# The data
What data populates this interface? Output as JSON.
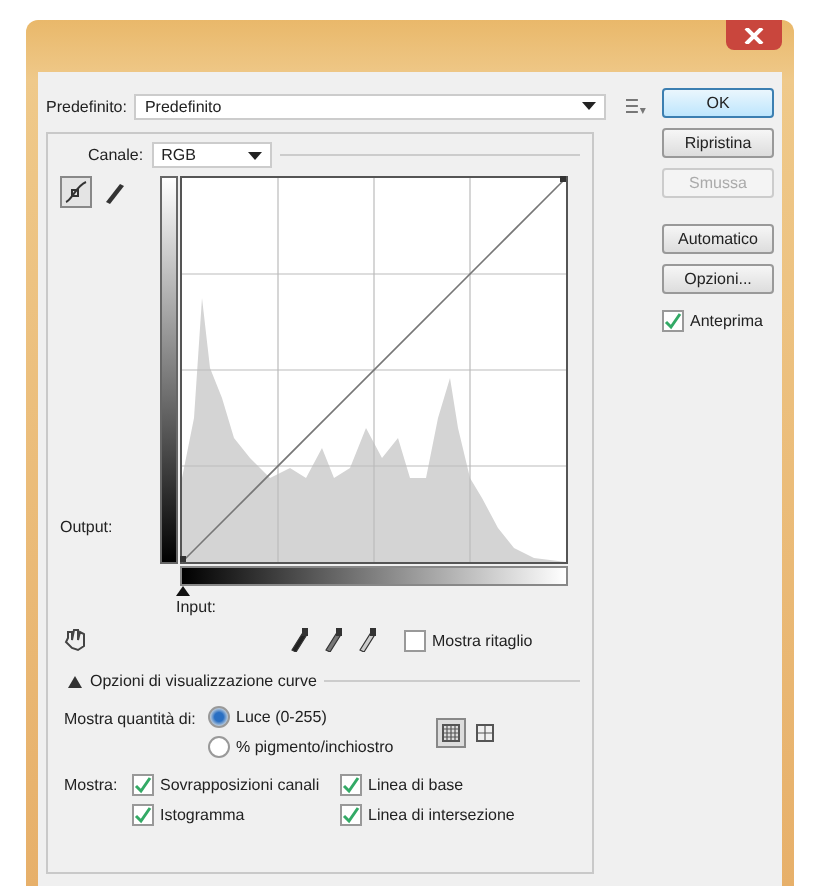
{
  "preset": {
    "label": "Predefinito:",
    "value": "Predefinito"
  },
  "channel": {
    "label": "Canale:",
    "value": "RGB"
  },
  "curve_tools": [
    {
      "kind": "points",
      "selected": true
    },
    {
      "kind": "pencil",
      "selected": false
    }
  ],
  "graph": {
    "output_label": "Output:",
    "input_label": "Input:"
  },
  "show_clipping": {
    "label": "Mostra ritaglio",
    "checked": false
  },
  "buttons": [
    {
      "label": "OK",
      "default": true,
      "disabled": false
    },
    {
      "label": "Ripristina",
      "default": false,
      "disabled": false
    },
    {
      "label": "Smussa",
      "default": false,
      "disabled": true
    },
    {
      "label": "Automatico",
      "default": false,
      "disabled": false
    },
    {
      "label": "Opzioni...",
      "default": false,
      "disabled": false
    }
  ],
  "preview": {
    "label": "Anteprima",
    "checked": true
  },
  "display_options": {
    "title": "Opzioni di visualizzazione curve",
    "expanded": true,
    "amount_label": "Mostra quantità di:",
    "amount_options": [
      {
        "label": "Luce (0-255)",
        "selected": true
      },
      {
        "label": "% pigmento/inchiostro",
        "selected": false
      }
    ],
    "grid_sizes": [
      {
        "kind": "fine",
        "selected": true
      },
      {
        "kind": "coarse",
        "selected": false
      }
    ],
    "show_label": "Mostra:",
    "show_options": [
      {
        "label": "Sovrapposizioni canali",
        "checked": true
      },
      {
        "label": "Linea di base",
        "checked": true
      },
      {
        "label": "Istogramma",
        "checked": true
      },
      {
        "label": "Linea di intersezione",
        "checked": true
      }
    ]
  }
}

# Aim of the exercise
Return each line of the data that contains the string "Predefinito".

# Answer area
    "label": "Predefinito:",
    "value": "Predefinito"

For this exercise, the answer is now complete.